## What is Cantor’s set theory?

Cantor’s theorem, in set theory, **the theorem that the cardinality (numerical size) of a set is strictly less than the cardinality of its power set, or collection of subsets**. In symbols, a finite set S with n elements contains 2^{n} subsets, so that the cardinality of the set S is n and its power set P(S) is 2^{n}.

## What is the idea of infinitesimals?

Traditionally, an infinitesimal quantity is **one which, while not necessarily coinciding with zero, is in some sense smaller than any finite quantity**. For engineers, an infinitesimal is a quantity so small that its square and all higher powers can be neglected.

## What is an infinitesimal times infinity?

In non-standard analysis, an infinitesimal times **an infinite number** can have various values, depending on their relative sizes. The product can be an ordinary real number. But it can also be infinitesimal, or infinite.

## How did Cantor define infinity?

Cantor established the importance of **one-to-one correspondence between the members of two sets**, defined infinite and well-ordered sets, and proved that the real numbers are more numerous than the natural numbers. In fact, Cantor’s method of proof of this theorem implies the existence of an infinity of infinities.

## Why is Cantor’s theorem important?

Cantor’s theorem had immediate and important consequences for the philosophy of mathematics. For instance, **by iteratively taking the power set of an infinite set and applying Cantor’s theorem, we obtain an endless hierarchy of infinite cardinals, each strictly larger than the one before it**.

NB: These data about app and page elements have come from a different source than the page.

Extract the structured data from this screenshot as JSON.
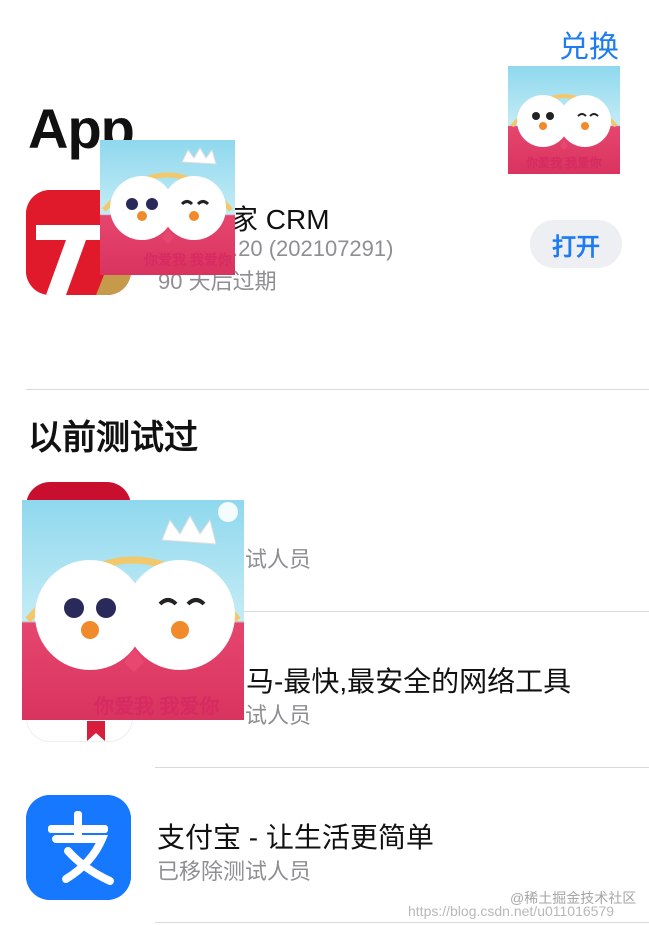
{
  "header": {
    "redeem_label": "兑换"
  },
  "apps_section": {
    "title": "App",
    "app": {
      "name": "CRM",
      "name_partial": "家 CRM",
      "version": ".20 (202107291)",
      "expiry": "90 天后过期",
      "open_label": "打开"
    }
  },
  "previous_section": {
    "title": "以前测试过",
    "items": [
      {
        "name": "",
        "status": "试人员"
      },
      {
        "name": "马-最快,最安全的网络工具",
        "status": "试人员"
      },
      {
        "name": "支付宝 - 让生活更简单",
        "status": "已移除测试人员"
      }
    ]
  },
  "stickers": {
    "caption": "你爱我 我爱你"
  },
  "watermark": {
    "text": "@稀土掘金技术社区",
    "url": "https://blog.csdn.net/u011016579"
  },
  "colors": {
    "accent": "#1e7cf2",
    "alipay": "#1677ff",
    "crm_red": "#e01a2a"
  }
}
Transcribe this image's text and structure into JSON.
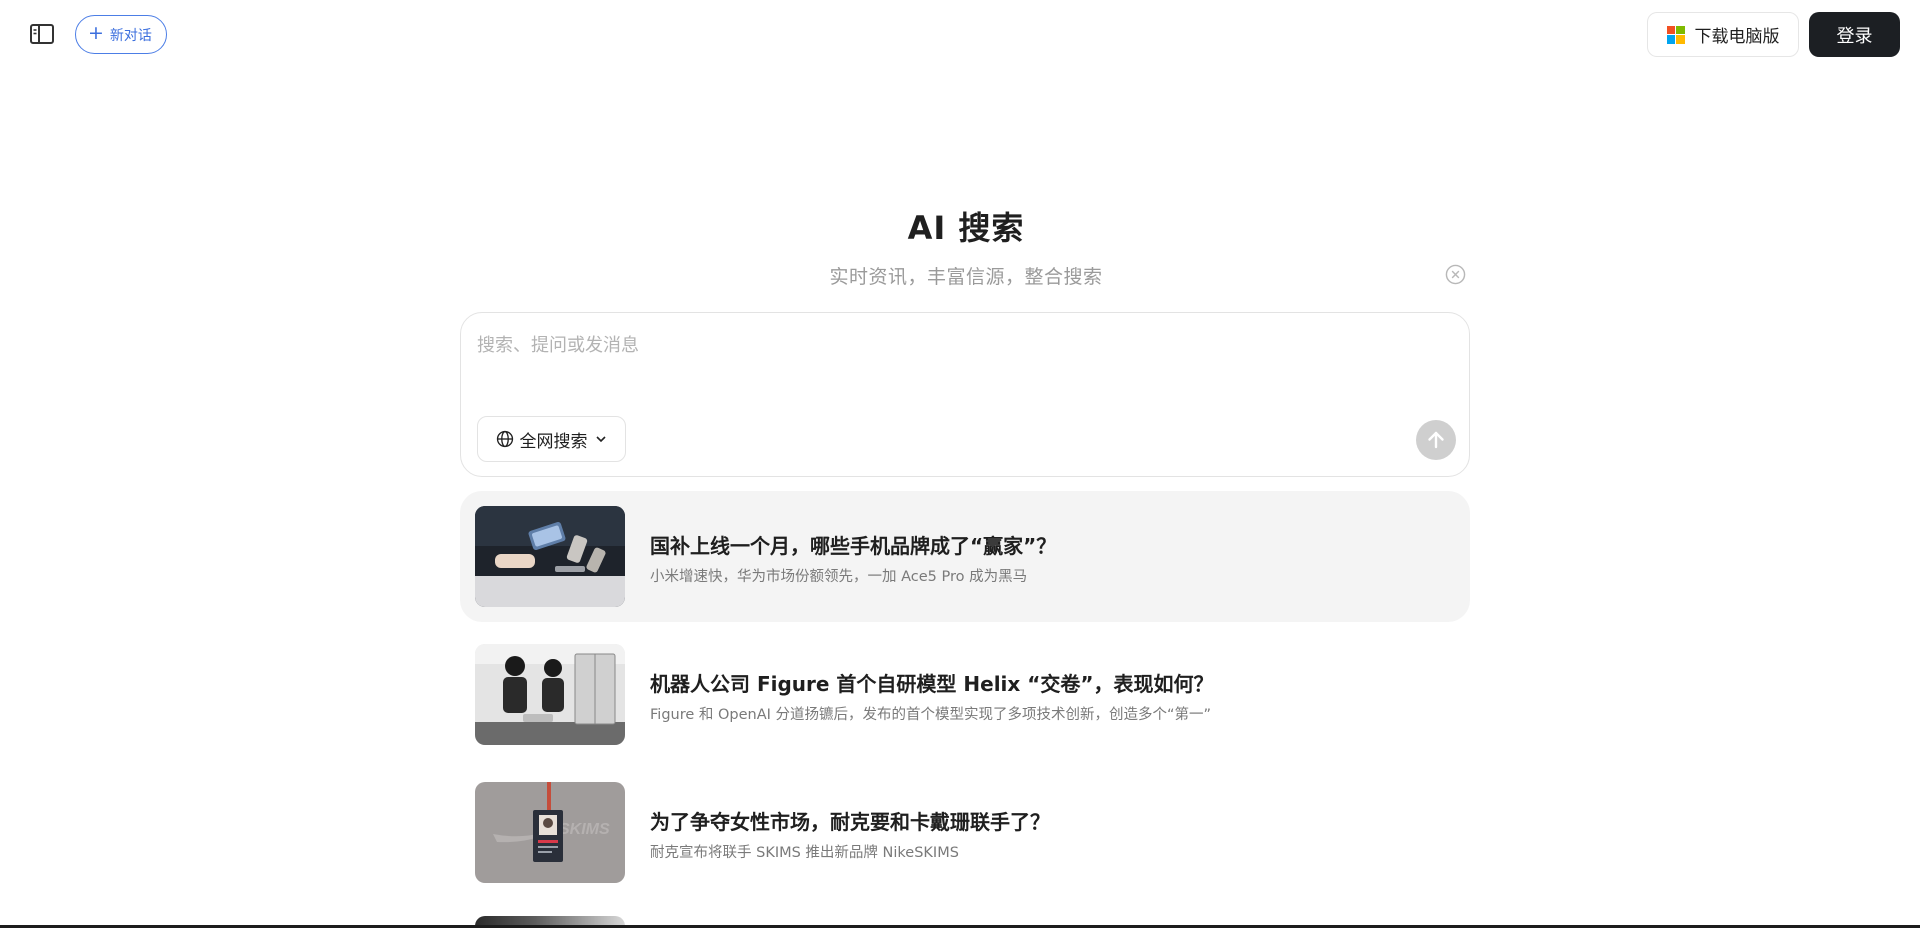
{
  "topbar": {
    "new_chat_label": "新对话",
    "download_label": "下载电脑版",
    "login_label": "登录",
    "ms_logo_colors": [
      "#f25022",
      "#7fba00",
      "#00a4ef",
      "#ffb900"
    ]
  },
  "hero": {
    "title": "AI 搜索",
    "subtitle": "实时资讯，丰富信源，整合搜索"
  },
  "search": {
    "placeholder": "搜索、提问或发消息",
    "scope_label": "全网搜索"
  },
  "news": [
    {
      "title": "国补上线一个月，哪些手机品牌成了“赢家”？",
      "summary": "小米增速快，华为市场份额领先，一加 Ace5 Pro 成为黑马",
      "thumb_icon": "phone-store-photo"
    },
    {
      "title": "机器人公司 Figure 首个自研模型 Helix “交卷”，表现如何？",
      "summary": "Figure 和 OpenAI 分道扬镳后，发布的首个模型实现了多项技术创新，创造多个“第一”",
      "thumb_icon": "humanoid-robot-photo"
    },
    {
      "title": "为了争夺女性市场，耐克要和卡戴珊联手了？",
      "summary": "耐克宣布将联手 SKIMS 推出新品牌 NikeSKIMS",
      "thumb_icon": "lanyard-badge-photo",
      "thumb_badge_text": "SKIMS"
    }
  ],
  "colors": {
    "accent": "#3c6fde",
    "login_bg": "#1c1f23",
    "send_disabled": "#cfcfcf",
    "active_row_bg": "#f4f4f4"
  }
}
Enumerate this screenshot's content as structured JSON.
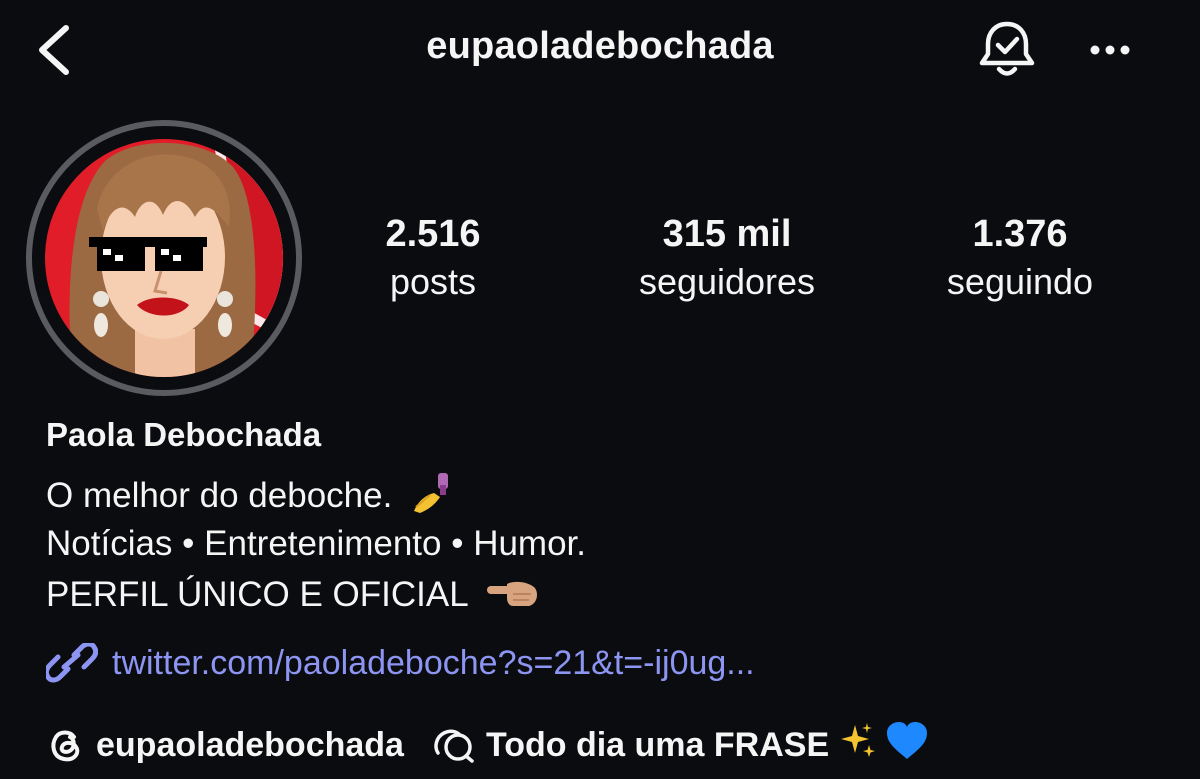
{
  "header": {
    "title": "eupaoladebochada",
    "back_icon": "chevron-left-icon",
    "bell_icon": "bell-check-icon",
    "more_icon": "more-horizontal-icon"
  },
  "stats": {
    "posts": {
      "value": "2.516",
      "label": "posts"
    },
    "followers": {
      "value": "315 mil",
      "label": "seguidores"
    },
    "following": {
      "value": "1.376",
      "label": "seguindo"
    }
  },
  "profile": {
    "name": "Paola Debochada",
    "bio": [
      "O melhor do deboche.",
      "Notícias • Entretenimento • Humor.",
      "PERFIL ÚNICO E OFICIAL"
    ],
    "link": "twitter.com/paoladeboche?s=21&t=-ij0ug...",
    "threads_handle": "eupaoladebochada",
    "note": "Todo dia uma FRASE"
  },
  "colors": {
    "background": "#0b0c10",
    "text": "#f5f5f5",
    "link": "#8d95f2",
    "ring": "#5a5b60"
  }
}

## How do you prove Cantor’s theorem?

1 (Cantor’s Theorem) If A is any set, then ¯A<¯P(A). Proof. First, we need to show that ¯A≤¯P(A): define an injection f:A→P(A) by f(a)={a}. Now we need to show that there is no bijection g:A→P(A).

## Which mathematician made a distinction between potential infinity and actual infinity?

**Aristotle** handled the topic of infinity in Physics and in Metaphysics. He distinguished between actual and potential infinity. Actual infinity is completed and definite, and consists of infinitely many elements. Potential infinity is never complete: elements can be always added, but never infinitely many.

## What is the method proposed by Cantor to compare two infinities?

To demonstrate this, he paired each of the elements that form a set with the elements of the other, which is known as **establishing a bijective function (or one-to-one correspondence) between both sets**.

## What did Cantor use this method to prove?

The Cantor diagonal method, also called the Cantor diagonal argument or Cantor’s diagonal slash, is a clever technique used by Georg Cantor to show that **the integers and reals cannot be put into a one-to-one correspondence** (i.e., the uncountably infinite set of real numbers is “larger” than the countably infinite set …

## In what Aristotelian sense may the infinite be said to exist?

According to Aristotle: The infinite exists **potentially and by reduction but not independently**: It exists in fulfillment in the sense in which we say ‘it is day’ or ‘it is the games’; and potentially as matter exists, not independently as what is finite does. (206b 14-15).

## Is infinite actually infinite?

According to Aristotle, **actual infinities cannot exist because they are paradoxical**. It is impossible to say that you can always “take another step” or “add another member” in a completed set with a beginning and end, unlike a potential infinite.

## Why does infinity not exist?

In the context of a number system, in which “infinity” would mean **something one can treat like a number**. In this context, infinity does not exist.

## What does infinite mean in philosophy?

Aristotle and after

It is always possible to think of a larger number: for the number of times a magnitude can be bisected is infinite. Hence the infinite is **potential, never actual; the number of parts that can be taken always surpasses any assigned number**.

## Is there a proof that infinity exists?

Although the concept of infinity has a mathematical basis, **we have yet to perform an experiment that yields an infinite result**. Even in maths, the idea that something could have no limit is paradoxical.

## What is the difference between infinity and does not exist?

The best way to approach why we use infinity instead of does not exist (DNE for short), even though they are technically the same thing, is to first define what infinity means. **Infinity is not a real number**. It’s a mathematical concept meant to represent a really large value that can’t actually be reached.

## Why would a limit not exist?

Here are the rules: **If the graph has a gap at the x value c, then the two-sided limit at that point will not exist**. If the graph has a vertical asymptote and one side of the asymptote goes toward infinity and the other goes toward negative infinity, then the limit does not exist.

## Does the limit exist?

In order to say the limit exists, the function has to approach the same value regardless of which direction x comes from (We have referred to this as direction independence). Since that isn’t true for this function as x approaches 0, **the limit does not exist**. In cases like thi, we might consider using one-sided limits.